- [EXERCISE DATA]
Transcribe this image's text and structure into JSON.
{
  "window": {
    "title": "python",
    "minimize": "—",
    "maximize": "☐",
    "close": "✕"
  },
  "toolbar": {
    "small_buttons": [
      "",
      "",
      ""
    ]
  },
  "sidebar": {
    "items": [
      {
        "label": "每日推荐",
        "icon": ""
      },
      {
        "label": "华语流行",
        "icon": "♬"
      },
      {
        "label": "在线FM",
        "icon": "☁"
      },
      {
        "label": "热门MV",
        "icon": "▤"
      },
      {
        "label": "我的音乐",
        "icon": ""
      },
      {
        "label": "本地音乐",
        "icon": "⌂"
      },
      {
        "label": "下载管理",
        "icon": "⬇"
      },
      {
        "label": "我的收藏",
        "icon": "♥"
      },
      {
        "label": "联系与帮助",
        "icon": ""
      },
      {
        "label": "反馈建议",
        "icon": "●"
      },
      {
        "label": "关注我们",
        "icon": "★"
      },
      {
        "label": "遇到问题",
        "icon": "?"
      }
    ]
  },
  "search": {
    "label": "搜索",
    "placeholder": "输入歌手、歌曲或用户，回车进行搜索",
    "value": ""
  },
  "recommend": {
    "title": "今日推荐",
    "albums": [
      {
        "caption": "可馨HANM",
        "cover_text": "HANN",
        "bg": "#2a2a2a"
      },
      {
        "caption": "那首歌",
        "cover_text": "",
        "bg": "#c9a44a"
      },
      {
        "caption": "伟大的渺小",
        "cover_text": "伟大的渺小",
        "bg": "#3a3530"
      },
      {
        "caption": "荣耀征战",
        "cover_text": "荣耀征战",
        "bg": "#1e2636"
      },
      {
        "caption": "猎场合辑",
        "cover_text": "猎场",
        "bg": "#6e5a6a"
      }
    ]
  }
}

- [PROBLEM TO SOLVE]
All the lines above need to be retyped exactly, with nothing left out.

- [SOLVED PROBLEM]
Transcribe this image's text and structure into JSON.
{
  "window": {
    "title": "python",
    "minimize": "—",
    "maximize": "☐",
    "close": "✕"
  },
  "toolbar": {
    "small_buttons": [
      "",
      "",
      ""
    ]
  },
  "sidebar": {
    "items": [
      {
        "label": "每日推荐",
        "icon": ""
      },
      {
        "label": "华语流行",
        "icon": "♬"
      },
      {
        "label": "在线FM",
        "icon": "☁"
      },
      {
        "label": "热门MV",
        "icon": "▤"
      },
      {
        "label": "我的音乐",
        "icon": ""
      },
      {
        "label": "本地音乐",
        "icon": "⌂"
      },
      {
        "label": "下载管理",
        "icon": "⬇"
      },
      {
        "label": "我的收藏",
        "icon": "♥"
      },
      {
        "label": "联系与帮助",
        "icon": ""
      },
      {
        "label": "反馈建议",
        "icon": "●"
      },
      {
        "label": "关注我们",
        "icon": "★"
      },
      {
        "label": "遇到问题",
        "icon": "?"
      }
    ]
  },
  "search": {
    "label": "搜索",
    "placeholder": "输入歌手、歌曲或用户，回车进行搜索",
    "value": ""
  },
  "recommend": {
    "title": "今日推荐",
    "albums": [
      {
        "caption": "可馨HANM",
        "cover_text": "HANN",
        "bg": "#2a2a2a"
      },
      {
        "caption": "那首歌",
        "cover_text": "",
        "bg": "#c9a44a"
      },
      {
        "caption": "伟大的渺小",
        "cover_text": "伟大的渺小",
        "bg": "#3a3530"
      },
      {
        "caption": "荣耀征战",
        "cover_text": "荣耀征战",
        "bg": "#1e2636"
      },
      {
        "caption": "猎场合辑",
        "cover_text": "猎场",
        "bg": "#6e5a6a"
      }
    ]
  }
}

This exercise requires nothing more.